Would you please copy every line below that includes the string "세금계산서합계표"?

....................

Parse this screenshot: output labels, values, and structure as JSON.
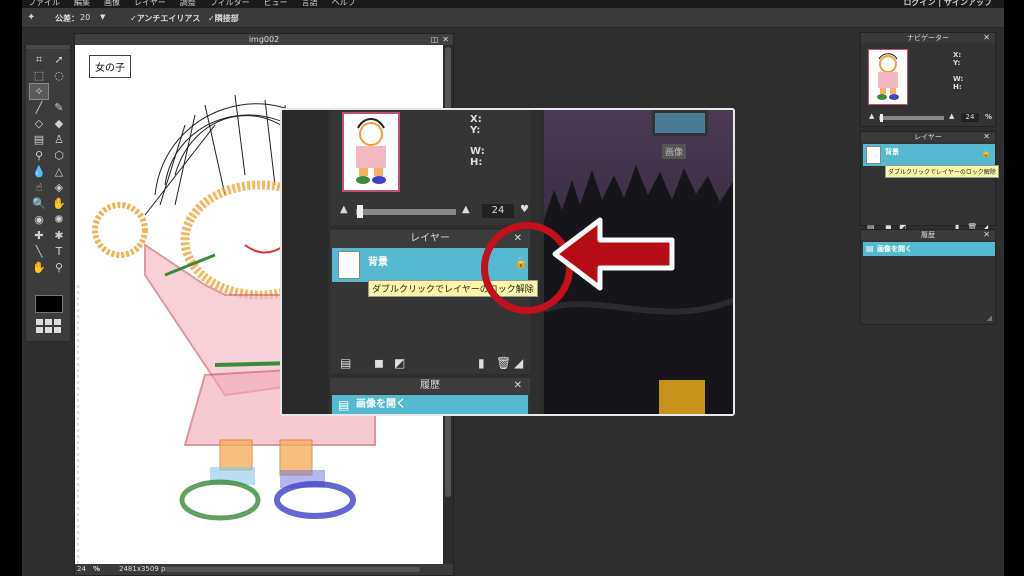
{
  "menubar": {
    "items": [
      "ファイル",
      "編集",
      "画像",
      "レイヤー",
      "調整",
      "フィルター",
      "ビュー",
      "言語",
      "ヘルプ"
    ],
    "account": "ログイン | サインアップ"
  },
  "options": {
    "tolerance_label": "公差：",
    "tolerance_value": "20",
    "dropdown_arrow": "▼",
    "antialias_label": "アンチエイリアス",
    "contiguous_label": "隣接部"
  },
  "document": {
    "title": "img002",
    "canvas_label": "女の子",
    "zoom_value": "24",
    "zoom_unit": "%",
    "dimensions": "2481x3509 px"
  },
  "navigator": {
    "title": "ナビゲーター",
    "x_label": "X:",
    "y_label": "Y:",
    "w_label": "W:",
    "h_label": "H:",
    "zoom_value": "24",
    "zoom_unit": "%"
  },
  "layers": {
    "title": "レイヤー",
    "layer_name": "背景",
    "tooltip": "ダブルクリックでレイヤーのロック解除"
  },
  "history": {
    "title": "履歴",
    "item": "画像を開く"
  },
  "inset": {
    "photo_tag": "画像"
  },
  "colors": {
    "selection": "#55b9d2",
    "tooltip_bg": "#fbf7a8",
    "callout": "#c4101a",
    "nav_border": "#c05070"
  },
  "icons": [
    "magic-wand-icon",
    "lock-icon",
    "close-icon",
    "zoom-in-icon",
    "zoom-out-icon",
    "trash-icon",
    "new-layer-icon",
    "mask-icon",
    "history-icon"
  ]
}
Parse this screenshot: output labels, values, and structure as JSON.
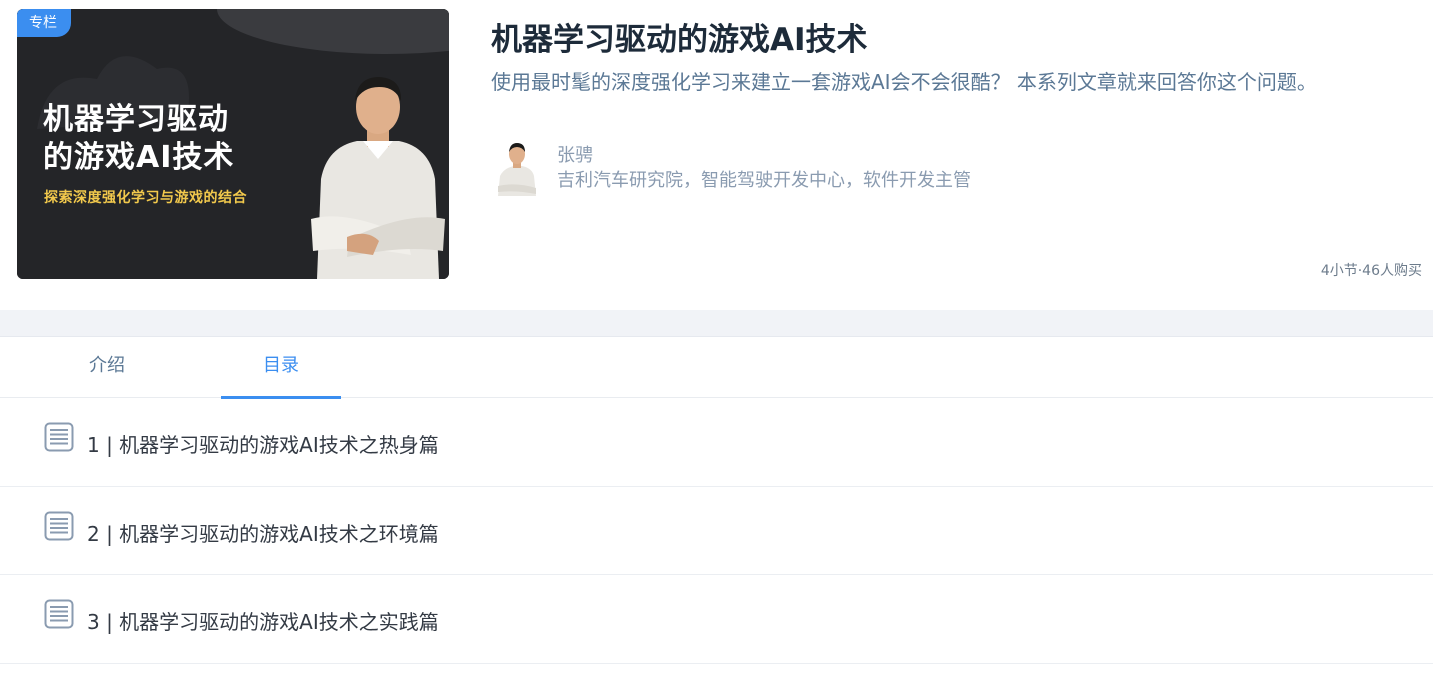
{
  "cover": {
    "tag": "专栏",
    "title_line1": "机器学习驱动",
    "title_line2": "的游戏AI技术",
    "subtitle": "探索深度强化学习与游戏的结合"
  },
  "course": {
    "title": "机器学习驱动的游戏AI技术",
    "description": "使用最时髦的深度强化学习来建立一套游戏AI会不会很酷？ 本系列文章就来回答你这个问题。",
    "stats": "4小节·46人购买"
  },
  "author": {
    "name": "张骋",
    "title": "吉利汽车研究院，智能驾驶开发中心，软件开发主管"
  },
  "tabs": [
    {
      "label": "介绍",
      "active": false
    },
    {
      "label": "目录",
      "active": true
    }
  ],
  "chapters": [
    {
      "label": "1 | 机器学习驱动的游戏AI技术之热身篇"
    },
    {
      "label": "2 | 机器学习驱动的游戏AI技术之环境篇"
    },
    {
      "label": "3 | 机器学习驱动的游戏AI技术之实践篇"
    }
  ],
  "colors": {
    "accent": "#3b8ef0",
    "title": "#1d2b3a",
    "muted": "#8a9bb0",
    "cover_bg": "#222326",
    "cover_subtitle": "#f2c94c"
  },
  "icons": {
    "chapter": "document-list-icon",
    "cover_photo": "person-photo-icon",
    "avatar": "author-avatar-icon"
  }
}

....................

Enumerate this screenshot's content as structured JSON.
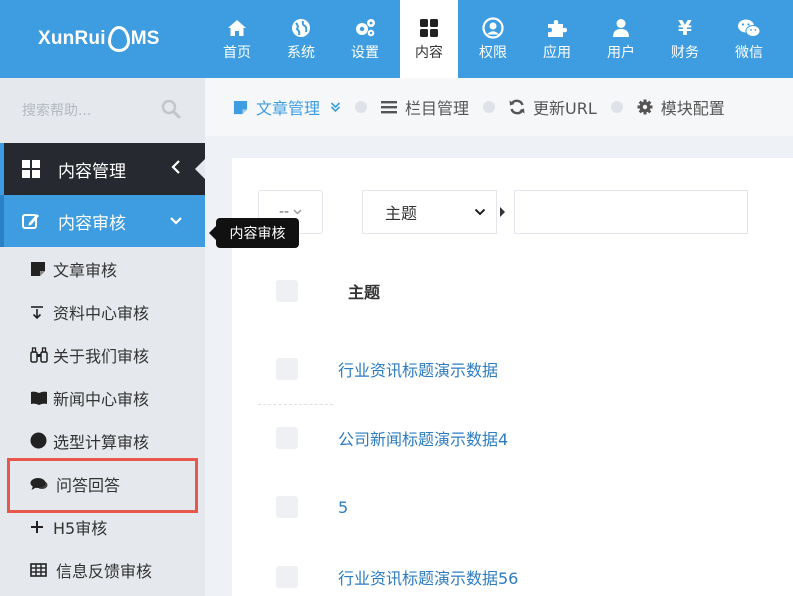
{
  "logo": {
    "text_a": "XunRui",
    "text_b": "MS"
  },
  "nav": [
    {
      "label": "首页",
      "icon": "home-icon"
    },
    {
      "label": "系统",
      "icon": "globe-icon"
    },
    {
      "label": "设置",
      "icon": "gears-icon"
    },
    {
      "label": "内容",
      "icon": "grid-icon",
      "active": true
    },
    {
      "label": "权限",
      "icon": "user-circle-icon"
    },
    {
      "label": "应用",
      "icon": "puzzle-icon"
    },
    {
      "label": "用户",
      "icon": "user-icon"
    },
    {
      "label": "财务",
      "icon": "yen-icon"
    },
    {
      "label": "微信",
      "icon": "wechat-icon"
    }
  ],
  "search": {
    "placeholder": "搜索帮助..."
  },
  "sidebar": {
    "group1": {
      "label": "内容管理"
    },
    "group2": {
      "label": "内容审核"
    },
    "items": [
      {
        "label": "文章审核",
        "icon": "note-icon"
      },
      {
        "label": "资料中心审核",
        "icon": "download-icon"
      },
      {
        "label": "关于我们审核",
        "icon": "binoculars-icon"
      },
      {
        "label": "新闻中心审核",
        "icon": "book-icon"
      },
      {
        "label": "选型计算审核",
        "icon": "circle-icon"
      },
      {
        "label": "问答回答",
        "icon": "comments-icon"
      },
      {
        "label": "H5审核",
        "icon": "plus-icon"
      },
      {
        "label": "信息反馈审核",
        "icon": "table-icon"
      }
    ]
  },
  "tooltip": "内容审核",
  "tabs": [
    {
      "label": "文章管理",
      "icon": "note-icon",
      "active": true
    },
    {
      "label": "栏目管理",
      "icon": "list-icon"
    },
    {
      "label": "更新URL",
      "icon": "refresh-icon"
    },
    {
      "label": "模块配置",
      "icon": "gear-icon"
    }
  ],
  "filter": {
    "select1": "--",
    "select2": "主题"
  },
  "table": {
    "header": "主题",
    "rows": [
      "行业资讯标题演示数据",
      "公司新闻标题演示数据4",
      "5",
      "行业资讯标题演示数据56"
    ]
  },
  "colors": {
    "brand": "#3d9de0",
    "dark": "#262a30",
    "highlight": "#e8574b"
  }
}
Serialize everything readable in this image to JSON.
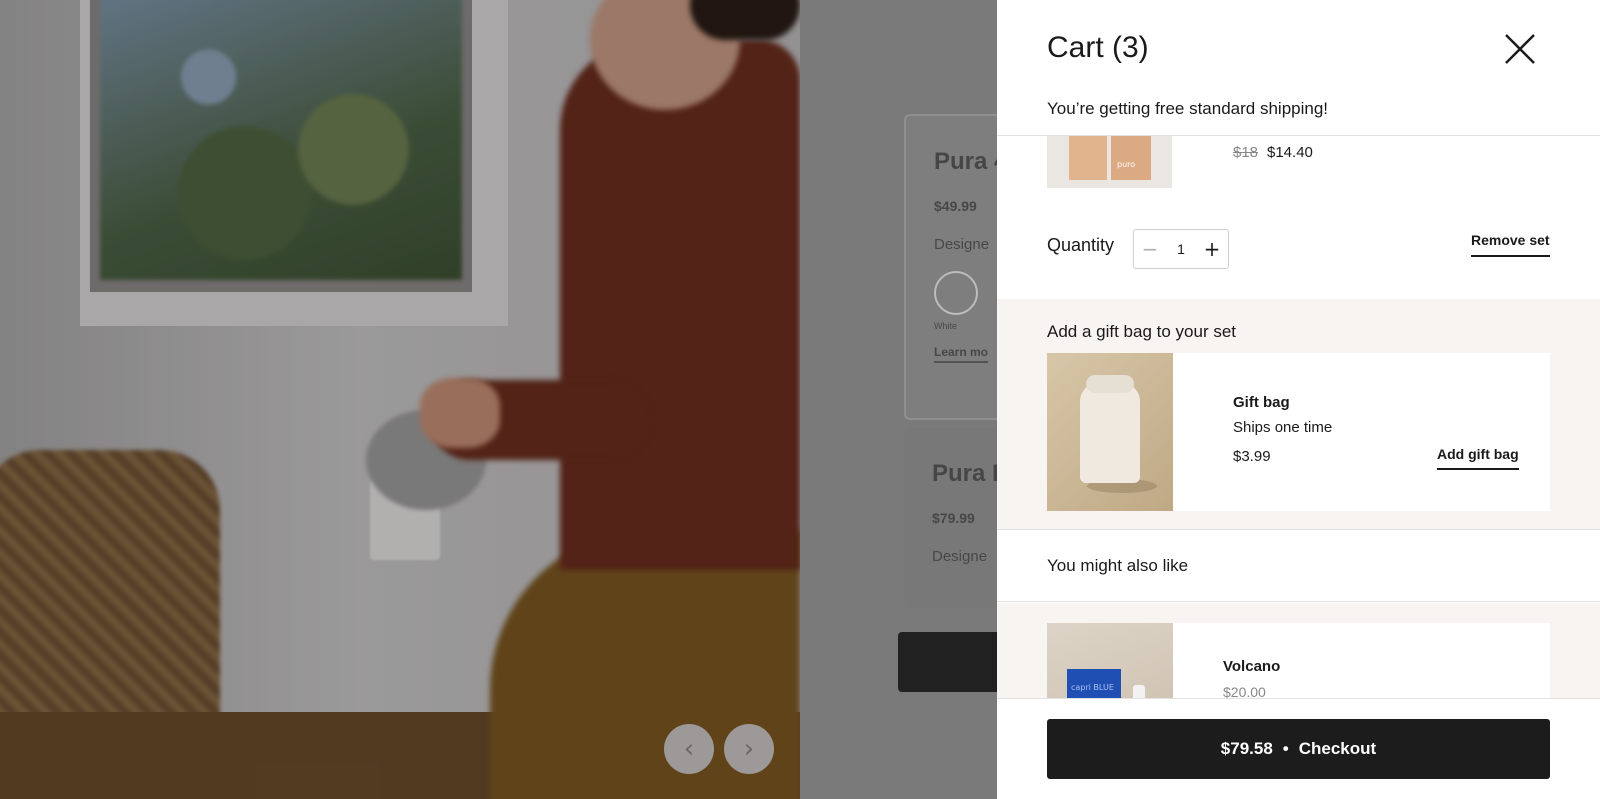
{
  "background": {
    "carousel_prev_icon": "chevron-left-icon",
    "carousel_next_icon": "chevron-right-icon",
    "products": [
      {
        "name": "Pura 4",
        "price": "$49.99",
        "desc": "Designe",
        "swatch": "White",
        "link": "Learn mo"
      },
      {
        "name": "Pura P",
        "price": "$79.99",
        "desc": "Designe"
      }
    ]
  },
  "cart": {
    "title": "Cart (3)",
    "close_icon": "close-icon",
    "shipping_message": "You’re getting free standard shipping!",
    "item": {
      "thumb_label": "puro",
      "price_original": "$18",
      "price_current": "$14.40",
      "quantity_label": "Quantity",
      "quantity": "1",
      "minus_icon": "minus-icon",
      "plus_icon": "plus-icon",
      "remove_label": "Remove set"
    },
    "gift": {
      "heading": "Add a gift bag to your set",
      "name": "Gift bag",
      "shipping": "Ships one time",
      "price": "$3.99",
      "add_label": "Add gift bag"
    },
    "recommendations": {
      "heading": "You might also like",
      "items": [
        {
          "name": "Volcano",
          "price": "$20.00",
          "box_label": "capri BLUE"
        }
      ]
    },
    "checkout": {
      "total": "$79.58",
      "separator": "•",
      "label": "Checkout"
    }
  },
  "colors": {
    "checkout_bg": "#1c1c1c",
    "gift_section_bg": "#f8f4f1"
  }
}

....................

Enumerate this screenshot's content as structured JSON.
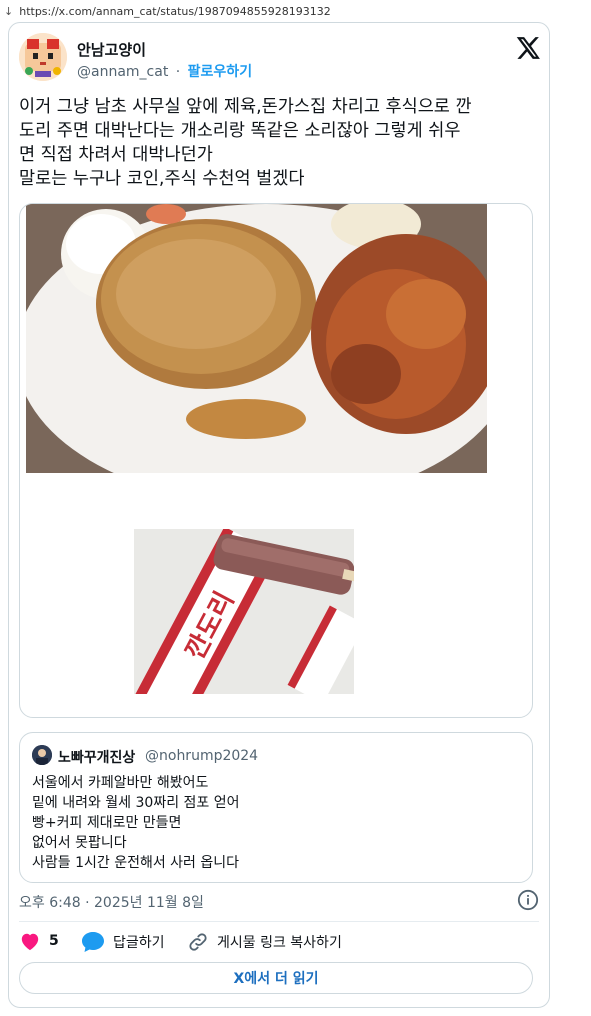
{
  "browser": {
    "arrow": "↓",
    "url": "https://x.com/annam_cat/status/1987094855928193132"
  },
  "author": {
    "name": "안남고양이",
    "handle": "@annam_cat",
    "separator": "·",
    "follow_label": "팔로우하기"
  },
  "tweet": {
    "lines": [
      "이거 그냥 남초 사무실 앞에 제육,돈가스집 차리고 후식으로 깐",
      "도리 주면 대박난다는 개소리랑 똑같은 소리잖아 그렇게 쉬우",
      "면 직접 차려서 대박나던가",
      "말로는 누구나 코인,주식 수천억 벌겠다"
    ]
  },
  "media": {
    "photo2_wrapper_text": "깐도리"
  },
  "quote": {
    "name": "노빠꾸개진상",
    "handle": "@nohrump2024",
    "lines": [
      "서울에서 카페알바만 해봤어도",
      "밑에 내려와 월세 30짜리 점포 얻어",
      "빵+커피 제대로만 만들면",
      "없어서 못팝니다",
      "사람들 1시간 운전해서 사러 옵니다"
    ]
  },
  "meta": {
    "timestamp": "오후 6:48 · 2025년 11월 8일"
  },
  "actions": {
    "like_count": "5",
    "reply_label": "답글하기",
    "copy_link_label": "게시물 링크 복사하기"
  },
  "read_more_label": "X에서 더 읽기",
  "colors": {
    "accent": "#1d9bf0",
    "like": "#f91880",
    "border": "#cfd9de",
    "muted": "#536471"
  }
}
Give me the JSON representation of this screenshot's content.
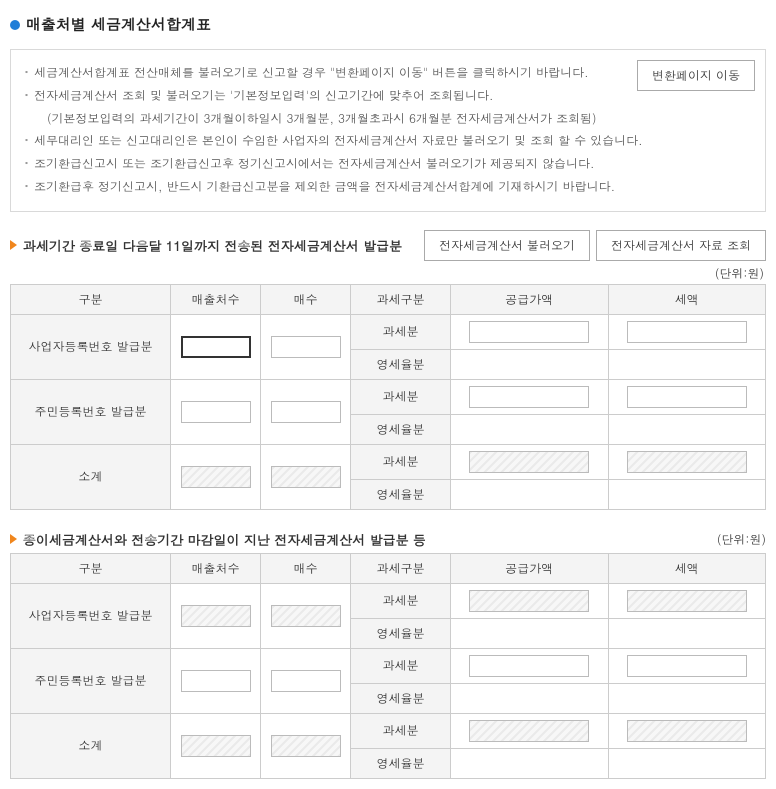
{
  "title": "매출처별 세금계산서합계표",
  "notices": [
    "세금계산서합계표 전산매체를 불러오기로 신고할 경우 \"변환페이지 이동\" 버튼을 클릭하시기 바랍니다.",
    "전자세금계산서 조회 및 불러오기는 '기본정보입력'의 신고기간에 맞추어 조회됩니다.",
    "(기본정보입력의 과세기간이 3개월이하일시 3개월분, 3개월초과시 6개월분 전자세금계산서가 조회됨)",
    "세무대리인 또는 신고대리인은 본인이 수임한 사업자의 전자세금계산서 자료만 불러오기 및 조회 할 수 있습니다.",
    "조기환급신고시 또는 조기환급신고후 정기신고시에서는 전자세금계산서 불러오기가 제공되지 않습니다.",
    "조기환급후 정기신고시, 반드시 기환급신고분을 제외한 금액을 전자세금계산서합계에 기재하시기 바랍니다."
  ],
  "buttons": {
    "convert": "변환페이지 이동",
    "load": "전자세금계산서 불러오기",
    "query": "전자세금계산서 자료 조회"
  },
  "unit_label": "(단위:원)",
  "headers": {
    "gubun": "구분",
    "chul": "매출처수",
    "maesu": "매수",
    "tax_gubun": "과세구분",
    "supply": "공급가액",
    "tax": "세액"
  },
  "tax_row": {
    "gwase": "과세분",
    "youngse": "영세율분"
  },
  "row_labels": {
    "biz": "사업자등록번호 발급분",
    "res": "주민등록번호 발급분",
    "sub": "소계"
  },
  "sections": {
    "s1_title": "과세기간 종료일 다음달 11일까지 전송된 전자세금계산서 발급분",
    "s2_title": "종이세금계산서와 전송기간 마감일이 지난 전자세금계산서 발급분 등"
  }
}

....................

_Exercise output:_
  "title": "매출처별 세금계산서합계표",
    "세금계산서합계표 전산매체를 불러오기로 신고할 경우 \"변환페이지 이동\" 버튼을 클릭하시기 바랍니다.",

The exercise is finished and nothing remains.